Those who keep an eye on the Amazon.com’s bestsellers list would have already noticed that Friedman’s latest effort in punditry sits at number three on the charts. Friedman, the “mid-east scholar”, has of late sunk into crooning pithies about economics, especially globalization. He started his liaison with economics with “The Lexus and the Olive tree” and has now come with a book which rehashes all the old arguments without any extra zing – well except for the title which oozes hyperbolic charm.
The World Is Flat: A Brief History of the Twenty-first Century is a book that is thoroughly bankrupt of any new ideas. That’s not reason enough to stay away from it especially if you have been hibernating in Siberia for the past 15 or so years and have missed the entire debate on globalization.

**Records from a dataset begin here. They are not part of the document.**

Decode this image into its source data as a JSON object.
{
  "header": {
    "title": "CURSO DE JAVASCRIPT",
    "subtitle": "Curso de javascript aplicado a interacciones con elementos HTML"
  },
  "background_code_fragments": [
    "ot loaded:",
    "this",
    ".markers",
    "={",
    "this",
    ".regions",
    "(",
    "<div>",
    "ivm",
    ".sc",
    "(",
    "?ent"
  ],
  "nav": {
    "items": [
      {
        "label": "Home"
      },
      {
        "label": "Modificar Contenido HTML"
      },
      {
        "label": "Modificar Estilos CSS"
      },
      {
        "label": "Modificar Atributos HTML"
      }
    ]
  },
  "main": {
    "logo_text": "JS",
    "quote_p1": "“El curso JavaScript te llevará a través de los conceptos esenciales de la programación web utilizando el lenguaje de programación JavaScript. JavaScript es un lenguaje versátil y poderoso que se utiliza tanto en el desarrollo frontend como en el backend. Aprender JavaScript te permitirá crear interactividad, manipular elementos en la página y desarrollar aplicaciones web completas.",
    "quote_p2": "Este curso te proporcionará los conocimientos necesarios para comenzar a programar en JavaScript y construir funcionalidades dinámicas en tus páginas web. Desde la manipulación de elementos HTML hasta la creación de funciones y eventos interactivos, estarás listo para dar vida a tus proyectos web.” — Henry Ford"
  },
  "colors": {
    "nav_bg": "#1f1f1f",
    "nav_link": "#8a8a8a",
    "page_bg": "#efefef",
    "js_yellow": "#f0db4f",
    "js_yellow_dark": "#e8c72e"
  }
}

Let me step down from my “Dowdian” (pun intended) verbal gymnastics and go into the main course.
Well the book is about how globalization is increasingly leveling the playing field. It is part alarmist and part congratulatory of the phenomenon for globalization knifes through both ways – while it increases opportunity for the Bangalore geek, it simultaneously makes life more competitive for the kid in Brooklyn. Nothing new here especially for most of us who have been doing the quick step with our resume’ in the employment market without any audience. The book is full of alarmist statistics and can be read as a recipe for protectionism by even more clueless policy wonks.
What Friedman doesn’t quite explicate is that increase in tariffs, protectionism etc. were the cause of the first major market meltdown of a globalized marketplace – the great depression. Friedman also pays little attention to the fact that that world is still a, and will continue to be a very diverse place. In fact a truly “flat” world would mean that there would be no incentive for trade.
What Friedman does get correct or states partially correct is that Capitalism is headed towards a race to the bottom. Capitalists will move production from US to Mexico to China to India to Somalia to slave colonies… you get the idea.. to for not only cheap labor but to bypass environmental legislation, taxes, law itself or accountability. These are admittedly unhappy scenarios but then we here wrongly assume that capitalism is a system without breaks when in fact it may very well have a good breaking system.
So yeah, the final verdict is: read more. Friedman can get you started in the topic with a language as facile as his argument. But then go on and read Stiglitz, Bhagwati and Sachs for flat world is not enough!